> WORK TO COMPLETE: Among the entries that follow, tally the lines with the string "this". Give no more than the number.

> RECORDED INFORMATION:
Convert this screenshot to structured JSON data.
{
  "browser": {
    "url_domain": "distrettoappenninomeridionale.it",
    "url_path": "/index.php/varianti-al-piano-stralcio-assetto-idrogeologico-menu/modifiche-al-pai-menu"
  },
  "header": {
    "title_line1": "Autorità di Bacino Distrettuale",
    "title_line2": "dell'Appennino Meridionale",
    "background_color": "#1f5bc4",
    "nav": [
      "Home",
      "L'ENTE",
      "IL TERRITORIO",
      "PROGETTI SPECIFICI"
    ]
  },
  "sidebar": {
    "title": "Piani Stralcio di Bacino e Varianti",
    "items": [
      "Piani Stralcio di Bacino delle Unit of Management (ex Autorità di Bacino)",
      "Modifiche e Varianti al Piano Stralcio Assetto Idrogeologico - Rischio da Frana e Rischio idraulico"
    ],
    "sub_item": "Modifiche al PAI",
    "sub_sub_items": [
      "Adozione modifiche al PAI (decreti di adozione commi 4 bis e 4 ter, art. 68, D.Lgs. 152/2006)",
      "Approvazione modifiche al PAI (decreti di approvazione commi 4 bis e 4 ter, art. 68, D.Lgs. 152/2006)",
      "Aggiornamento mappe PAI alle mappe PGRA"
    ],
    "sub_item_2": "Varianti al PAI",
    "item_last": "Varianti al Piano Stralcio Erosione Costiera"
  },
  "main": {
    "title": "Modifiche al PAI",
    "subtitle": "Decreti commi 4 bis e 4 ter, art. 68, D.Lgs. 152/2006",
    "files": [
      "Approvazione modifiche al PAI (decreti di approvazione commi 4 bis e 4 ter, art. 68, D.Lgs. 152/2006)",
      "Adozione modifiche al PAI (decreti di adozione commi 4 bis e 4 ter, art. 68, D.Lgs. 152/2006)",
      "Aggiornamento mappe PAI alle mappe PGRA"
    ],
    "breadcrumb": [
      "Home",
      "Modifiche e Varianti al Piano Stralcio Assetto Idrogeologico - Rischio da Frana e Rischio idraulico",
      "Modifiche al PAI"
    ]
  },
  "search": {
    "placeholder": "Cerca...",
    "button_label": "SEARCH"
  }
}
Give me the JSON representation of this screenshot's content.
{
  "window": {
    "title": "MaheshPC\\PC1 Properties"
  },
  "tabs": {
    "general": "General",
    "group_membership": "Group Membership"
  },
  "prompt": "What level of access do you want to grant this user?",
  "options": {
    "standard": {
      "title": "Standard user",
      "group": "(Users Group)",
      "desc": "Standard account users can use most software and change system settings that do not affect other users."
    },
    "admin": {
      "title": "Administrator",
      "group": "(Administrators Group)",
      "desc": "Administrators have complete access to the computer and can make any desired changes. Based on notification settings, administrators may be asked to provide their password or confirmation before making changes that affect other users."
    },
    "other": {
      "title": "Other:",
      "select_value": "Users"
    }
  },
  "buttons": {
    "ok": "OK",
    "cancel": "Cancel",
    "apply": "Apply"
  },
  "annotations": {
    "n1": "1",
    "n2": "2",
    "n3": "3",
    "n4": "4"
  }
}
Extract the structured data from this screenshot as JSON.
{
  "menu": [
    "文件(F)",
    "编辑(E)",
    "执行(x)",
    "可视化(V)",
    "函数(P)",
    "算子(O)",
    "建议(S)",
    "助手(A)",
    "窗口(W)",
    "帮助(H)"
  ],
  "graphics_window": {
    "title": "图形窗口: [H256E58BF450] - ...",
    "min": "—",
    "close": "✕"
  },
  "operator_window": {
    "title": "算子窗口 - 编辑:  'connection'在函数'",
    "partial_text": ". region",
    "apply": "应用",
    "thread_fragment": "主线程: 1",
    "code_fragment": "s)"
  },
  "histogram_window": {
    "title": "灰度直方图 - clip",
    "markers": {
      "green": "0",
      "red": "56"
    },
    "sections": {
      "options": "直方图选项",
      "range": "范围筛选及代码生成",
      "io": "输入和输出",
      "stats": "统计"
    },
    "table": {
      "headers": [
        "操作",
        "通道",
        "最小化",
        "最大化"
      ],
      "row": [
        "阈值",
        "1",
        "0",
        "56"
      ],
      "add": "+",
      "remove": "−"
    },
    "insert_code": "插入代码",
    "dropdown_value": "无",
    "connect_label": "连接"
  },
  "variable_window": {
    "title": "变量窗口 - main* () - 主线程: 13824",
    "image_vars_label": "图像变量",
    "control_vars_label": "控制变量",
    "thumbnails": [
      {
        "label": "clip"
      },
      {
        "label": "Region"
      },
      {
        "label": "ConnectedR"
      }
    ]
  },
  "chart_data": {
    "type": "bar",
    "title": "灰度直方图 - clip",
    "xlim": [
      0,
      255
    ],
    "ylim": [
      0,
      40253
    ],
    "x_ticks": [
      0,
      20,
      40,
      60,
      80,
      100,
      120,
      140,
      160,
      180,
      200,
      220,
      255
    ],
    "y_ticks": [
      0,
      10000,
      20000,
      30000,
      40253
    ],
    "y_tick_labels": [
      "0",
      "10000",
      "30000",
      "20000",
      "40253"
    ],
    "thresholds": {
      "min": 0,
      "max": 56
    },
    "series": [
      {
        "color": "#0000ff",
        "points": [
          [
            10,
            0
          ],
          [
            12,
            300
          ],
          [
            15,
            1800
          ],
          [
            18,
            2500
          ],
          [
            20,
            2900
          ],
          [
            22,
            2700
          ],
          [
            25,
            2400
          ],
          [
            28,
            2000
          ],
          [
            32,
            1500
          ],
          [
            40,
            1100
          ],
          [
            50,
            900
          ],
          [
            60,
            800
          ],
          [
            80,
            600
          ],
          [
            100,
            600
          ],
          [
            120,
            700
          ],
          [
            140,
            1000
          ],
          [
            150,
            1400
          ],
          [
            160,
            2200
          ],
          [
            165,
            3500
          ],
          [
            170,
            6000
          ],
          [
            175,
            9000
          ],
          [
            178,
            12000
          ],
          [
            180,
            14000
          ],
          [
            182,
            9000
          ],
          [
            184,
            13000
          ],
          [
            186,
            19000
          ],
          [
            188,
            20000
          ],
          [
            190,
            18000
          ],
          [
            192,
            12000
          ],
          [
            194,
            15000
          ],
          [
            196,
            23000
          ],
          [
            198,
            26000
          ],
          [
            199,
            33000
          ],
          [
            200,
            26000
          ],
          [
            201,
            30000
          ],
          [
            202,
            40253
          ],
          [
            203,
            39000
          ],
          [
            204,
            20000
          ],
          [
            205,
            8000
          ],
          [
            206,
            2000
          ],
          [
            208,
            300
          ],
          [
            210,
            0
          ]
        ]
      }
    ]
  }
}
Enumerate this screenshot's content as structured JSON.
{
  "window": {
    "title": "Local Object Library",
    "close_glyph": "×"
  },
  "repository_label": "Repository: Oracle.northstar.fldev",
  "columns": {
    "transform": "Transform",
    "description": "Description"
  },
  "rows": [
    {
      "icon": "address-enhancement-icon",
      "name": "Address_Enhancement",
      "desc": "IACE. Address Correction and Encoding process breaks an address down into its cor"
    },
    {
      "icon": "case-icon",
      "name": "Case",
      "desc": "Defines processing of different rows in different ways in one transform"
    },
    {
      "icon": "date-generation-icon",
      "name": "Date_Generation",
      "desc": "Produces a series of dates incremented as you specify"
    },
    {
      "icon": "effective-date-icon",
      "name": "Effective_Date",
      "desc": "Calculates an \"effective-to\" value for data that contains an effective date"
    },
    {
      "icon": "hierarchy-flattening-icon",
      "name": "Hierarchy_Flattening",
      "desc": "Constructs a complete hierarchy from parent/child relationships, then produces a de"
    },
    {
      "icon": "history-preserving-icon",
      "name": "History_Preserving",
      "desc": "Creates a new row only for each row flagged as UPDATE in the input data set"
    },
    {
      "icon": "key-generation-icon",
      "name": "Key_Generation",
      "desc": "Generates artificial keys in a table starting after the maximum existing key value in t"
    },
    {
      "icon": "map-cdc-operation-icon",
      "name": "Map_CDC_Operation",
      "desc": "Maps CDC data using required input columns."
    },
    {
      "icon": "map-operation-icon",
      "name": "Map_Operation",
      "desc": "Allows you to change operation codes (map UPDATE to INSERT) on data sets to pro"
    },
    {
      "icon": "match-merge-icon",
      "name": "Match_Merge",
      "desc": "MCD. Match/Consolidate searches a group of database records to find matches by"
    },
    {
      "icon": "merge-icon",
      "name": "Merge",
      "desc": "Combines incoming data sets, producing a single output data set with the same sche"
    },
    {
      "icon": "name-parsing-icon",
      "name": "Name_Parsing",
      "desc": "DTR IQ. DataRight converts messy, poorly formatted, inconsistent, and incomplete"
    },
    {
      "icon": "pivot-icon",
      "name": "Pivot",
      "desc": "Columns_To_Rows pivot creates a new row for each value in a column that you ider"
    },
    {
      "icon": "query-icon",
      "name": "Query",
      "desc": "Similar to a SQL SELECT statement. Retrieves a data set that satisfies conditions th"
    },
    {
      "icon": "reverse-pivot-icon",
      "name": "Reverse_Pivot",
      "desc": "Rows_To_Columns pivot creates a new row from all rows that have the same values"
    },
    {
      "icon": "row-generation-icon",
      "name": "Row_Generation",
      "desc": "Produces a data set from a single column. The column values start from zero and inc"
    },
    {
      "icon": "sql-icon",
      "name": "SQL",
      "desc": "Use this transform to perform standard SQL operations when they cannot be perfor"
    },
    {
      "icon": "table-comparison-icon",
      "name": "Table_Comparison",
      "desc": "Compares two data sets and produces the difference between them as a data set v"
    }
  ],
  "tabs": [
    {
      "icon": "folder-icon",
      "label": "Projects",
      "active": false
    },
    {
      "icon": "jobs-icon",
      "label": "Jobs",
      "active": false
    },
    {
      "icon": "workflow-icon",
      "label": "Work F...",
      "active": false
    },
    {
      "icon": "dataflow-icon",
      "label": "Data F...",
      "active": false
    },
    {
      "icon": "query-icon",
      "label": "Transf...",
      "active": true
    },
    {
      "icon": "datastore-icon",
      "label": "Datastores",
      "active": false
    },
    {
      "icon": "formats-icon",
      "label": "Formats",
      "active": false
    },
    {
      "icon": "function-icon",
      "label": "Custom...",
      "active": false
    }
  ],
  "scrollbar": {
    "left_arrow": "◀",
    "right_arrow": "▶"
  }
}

> SOLUTION TO THE PROBLEM: 6